Items from an interface collection
*** Begin section ***
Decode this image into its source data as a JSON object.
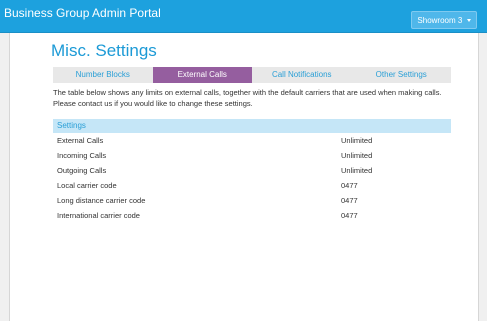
{
  "app": {
    "title": "Business Group Admin Portal",
    "group_selector": "Showroom 3"
  },
  "page": {
    "title": "Misc. Settings",
    "tabs": [
      {
        "label": "Number Blocks",
        "active": false
      },
      {
        "label": "External Calls",
        "active": true
      },
      {
        "label": "Call Notifications",
        "active": false
      },
      {
        "label": "Other Settings",
        "active": false
      }
    ],
    "description": "The table below shows any limits on external calls, together with the default carriers that are used when making calls. Please contact us if you would like to change these settings."
  },
  "settings": {
    "header": "Settings",
    "rows": [
      {
        "label": "External Calls",
        "value": "Unlimited"
      },
      {
        "label": "Incoming Calls",
        "value": "Unlimited"
      },
      {
        "label": "Outgoing Calls",
        "value": "Unlimited"
      },
      {
        "label": "Local carrier code",
        "value": "0477"
      },
      {
        "label": "Long distance carrier code",
        "value": "0477"
      },
      {
        "label": "International carrier code",
        "value": "0477"
      }
    ]
  },
  "colors": {
    "topbar": "#1da1de",
    "accent": "#1c9ad6",
    "active_tab": "#955e9f",
    "settings_header": "#c5e6f7"
  },
  "icons": {
    "group_dropdown": "chevron-down-icon"
  }
}
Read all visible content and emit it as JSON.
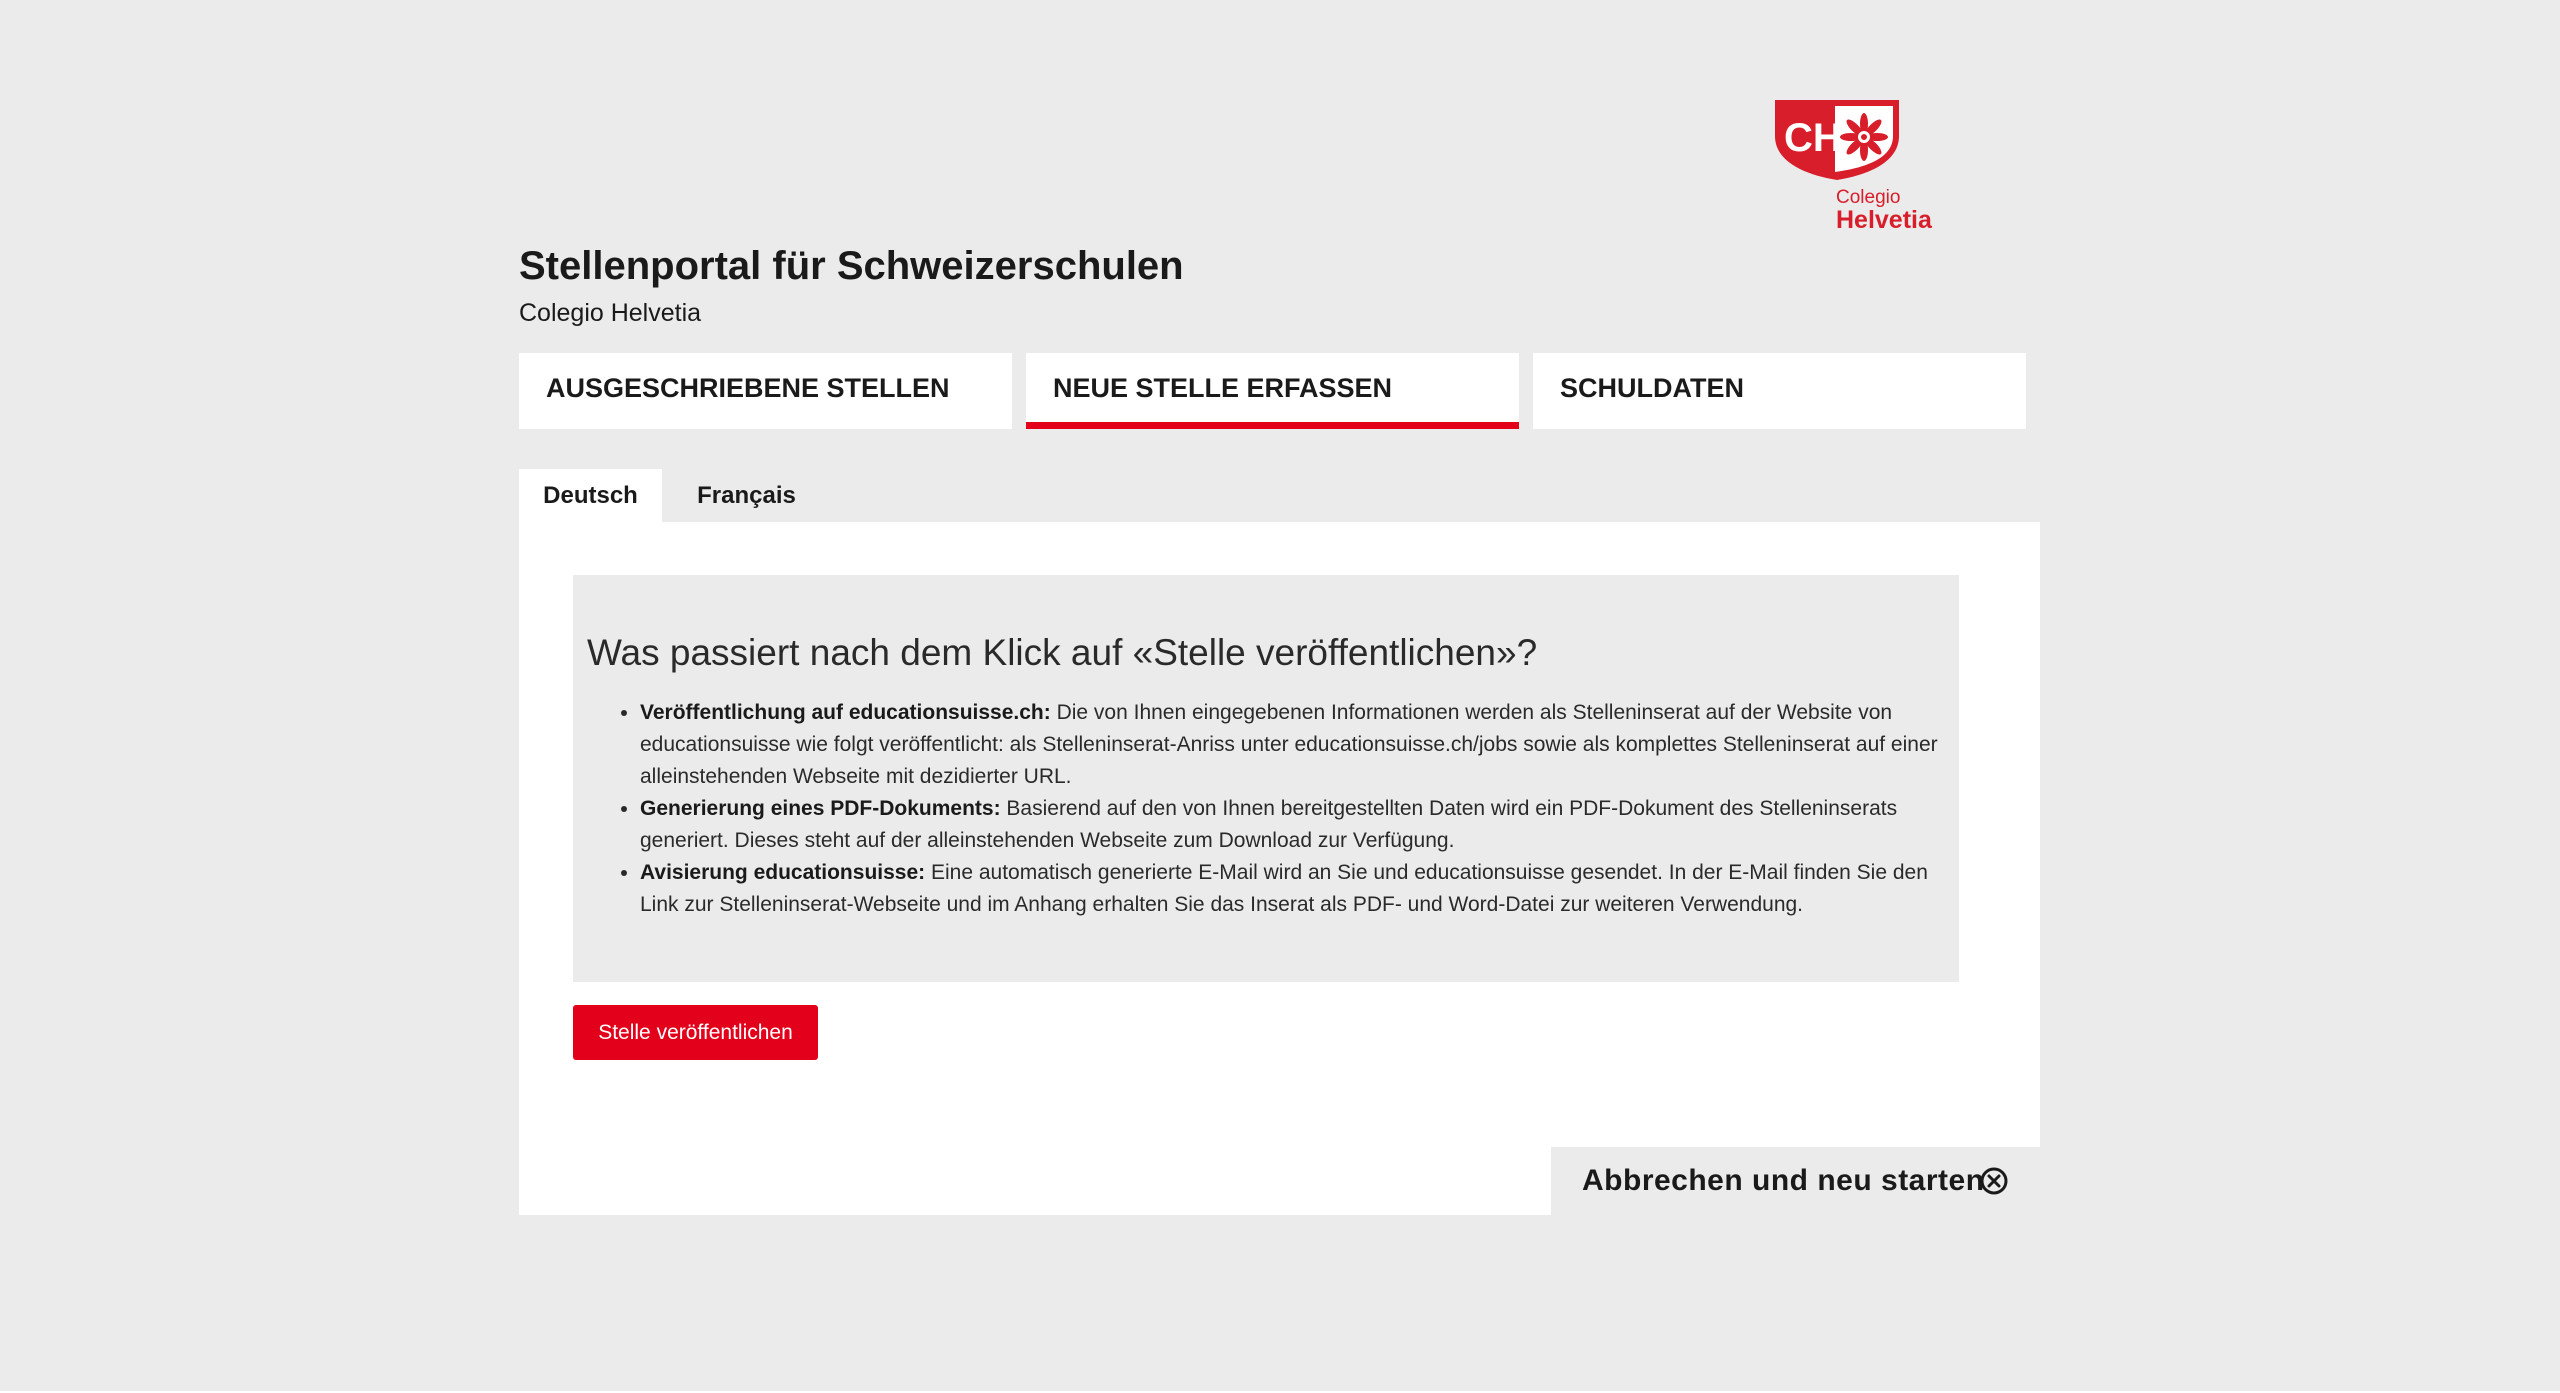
{
  "logo": {
    "mark": "CH",
    "sub": "Colegio",
    "main": "Helvetia",
    "icon": "edelweiss-shield-icon",
    "color": "#d81e2a"
  },
  "header": {
    "title": "Stellenportal für Schweizerschulen",
    "subtitle": "Colegio Helvetia"
  },
  "nav": {
    "items": [
      {
        "label": "AUSGESCHRIEBENE STELLEN",
        "active": false
      },
      {
        "label": "NEUE STELLE ERFASSEN",
        "active": true
      },
      {
        "label": "SCHULDATEN",
        "active": false
      }
    ],
    "accent_color": "#e2001a"
  },
  "language_tabs": [
    {
      "label": "Deutsch",
      "active": true
    },
    {
      "label": "Français",
      "active": false
    }
  ],
  "info": {
    "title": "Was passiert nach dem Klick auf «Stelle veröffentlichen»?",
    "items": [
      {
        "term": "Veröffentlichung auf educationsuisse.ch:",
        "text": " Die von Ihnen eingegebenen Informationen werden als Stelleninserat auf der Website von educationsuisse wie folgt veröffentlicht: als Stelleninserat-Anriss unter educationsuisse.ch/jobs sowie als komplettes Stelleninserat auf einer alleinstehenden Webseite mit dezidierter URL."
      },
      {
        "term": "Generierung eines PDF-Dokuments:",
        "text": " Basierend auf den von Ihnen bereitgestellten Daten wird ein PDF-Dokument des Stelleninserats generiert. Dieses steht auf der alleinstehenden Webseite zum Download zur Verfügung."
      },
      {
        "term": "Avisierung educationsuisse:",
        "text": " Eine automatisch generierte E-Mail wird an Sie und educationsuisse gesendet. In der E-Mail finden Sie den Link zur Stelleninserat-Webseite und im Anhang erhalten Sie das Inserat als PDF- und Word-Datei zur weiteren Verwendung."
      }
    ]
  },
  "actions": {
    "publish_label": "Stelle veröffentlichen",
    "cancel_label": "Abbrechen und neu starten",
    "cancel_icon": "close-circle-icon",
    "publish_color": "#e2001a"
  }
}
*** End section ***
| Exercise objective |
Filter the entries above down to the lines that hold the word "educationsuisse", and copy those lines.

| Reply to the exercise |
        "term": "Veröffentlichung auf educationsuisse.ch:",
        "text": " Die von Ihnen eingegebenen Informationen werden als Stelleninserat auf der Website von educationsuisse wie folgt veröffentlicht: als Stelleninserat-Anriss unter educationsuisse.ch/jobs sowie als komplettes Stelleninserat auf einer alleinstehenden Webseite mit dezidierter URL."
        "term": "Avisierung educationsuisse:",
        "text": " Eine automatisch generierte E-Mail wird an Sie und educationsuisse gesendet. In der E-Mail finden Sie den Link zur Stelleninserat-Webseite und im Anhang erhalten Sie das Inserat als PDF- und Word-Datei zur weiteren Verwendung."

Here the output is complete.